Exercise. This task calls for copying every line in the data below that contains the word "JSON".

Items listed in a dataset

= Beginning of Section =

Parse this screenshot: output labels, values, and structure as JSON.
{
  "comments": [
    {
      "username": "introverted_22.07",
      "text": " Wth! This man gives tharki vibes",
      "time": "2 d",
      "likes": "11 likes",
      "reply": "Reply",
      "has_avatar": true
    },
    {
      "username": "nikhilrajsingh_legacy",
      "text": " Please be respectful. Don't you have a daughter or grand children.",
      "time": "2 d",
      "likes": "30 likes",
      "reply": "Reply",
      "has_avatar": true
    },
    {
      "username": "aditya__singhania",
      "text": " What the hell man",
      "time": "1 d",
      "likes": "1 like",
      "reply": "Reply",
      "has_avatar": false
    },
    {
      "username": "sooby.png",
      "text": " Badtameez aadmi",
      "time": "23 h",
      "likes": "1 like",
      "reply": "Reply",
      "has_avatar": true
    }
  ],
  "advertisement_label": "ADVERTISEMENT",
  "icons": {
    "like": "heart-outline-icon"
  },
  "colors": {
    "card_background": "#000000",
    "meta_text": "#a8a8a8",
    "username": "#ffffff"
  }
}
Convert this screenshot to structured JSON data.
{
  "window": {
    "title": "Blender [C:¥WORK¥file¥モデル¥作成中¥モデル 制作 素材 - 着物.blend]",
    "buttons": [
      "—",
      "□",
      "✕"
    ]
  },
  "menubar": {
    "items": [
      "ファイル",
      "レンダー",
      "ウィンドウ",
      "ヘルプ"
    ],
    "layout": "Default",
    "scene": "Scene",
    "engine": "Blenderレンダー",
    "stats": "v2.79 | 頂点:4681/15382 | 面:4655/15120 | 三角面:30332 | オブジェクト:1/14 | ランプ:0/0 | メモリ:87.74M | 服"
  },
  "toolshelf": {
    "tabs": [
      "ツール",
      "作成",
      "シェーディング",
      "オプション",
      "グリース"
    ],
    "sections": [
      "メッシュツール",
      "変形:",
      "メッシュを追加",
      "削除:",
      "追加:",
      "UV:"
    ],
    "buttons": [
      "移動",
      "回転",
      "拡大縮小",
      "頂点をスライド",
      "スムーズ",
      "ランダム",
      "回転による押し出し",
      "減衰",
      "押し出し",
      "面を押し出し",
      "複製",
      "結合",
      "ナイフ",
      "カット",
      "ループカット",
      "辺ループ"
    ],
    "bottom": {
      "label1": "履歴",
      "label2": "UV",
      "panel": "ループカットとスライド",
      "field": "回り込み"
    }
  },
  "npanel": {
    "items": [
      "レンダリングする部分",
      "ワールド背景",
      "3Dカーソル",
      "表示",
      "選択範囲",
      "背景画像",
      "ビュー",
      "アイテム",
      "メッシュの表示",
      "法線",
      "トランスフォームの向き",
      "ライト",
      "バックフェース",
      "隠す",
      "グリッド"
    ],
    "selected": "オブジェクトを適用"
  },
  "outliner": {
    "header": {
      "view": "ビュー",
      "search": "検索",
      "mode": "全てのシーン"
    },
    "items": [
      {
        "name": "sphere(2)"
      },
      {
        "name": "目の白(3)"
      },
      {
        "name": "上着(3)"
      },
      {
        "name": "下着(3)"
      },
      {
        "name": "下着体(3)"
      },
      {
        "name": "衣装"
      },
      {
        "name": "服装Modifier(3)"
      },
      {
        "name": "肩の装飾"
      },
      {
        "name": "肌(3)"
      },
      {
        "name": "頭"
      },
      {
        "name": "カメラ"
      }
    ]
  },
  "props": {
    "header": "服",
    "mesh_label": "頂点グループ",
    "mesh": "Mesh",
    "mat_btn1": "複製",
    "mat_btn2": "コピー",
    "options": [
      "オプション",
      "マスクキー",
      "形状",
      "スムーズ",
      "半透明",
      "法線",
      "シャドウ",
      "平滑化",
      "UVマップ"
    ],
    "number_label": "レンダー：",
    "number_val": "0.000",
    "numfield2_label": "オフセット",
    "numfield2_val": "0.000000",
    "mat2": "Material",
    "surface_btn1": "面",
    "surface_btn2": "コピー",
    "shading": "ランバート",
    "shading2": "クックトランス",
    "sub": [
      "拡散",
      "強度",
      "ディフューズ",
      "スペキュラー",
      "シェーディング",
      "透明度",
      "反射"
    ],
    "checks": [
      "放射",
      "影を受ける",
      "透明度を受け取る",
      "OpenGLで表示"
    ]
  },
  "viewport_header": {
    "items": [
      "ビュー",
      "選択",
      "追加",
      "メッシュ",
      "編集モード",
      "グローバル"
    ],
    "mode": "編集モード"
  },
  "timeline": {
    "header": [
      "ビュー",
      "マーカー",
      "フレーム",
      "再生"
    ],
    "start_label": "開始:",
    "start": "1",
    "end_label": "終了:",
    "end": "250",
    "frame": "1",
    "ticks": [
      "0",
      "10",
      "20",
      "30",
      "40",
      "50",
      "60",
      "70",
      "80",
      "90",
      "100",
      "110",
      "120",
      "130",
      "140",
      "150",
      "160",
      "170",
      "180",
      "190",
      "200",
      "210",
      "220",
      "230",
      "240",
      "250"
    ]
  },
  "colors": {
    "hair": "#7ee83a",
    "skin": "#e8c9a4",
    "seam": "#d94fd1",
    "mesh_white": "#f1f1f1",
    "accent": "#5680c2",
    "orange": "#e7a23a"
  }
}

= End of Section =

Task output.
Parse this screenshot: output labels, values, and structure as JSON.
Convert this screenshot to structured JSON data.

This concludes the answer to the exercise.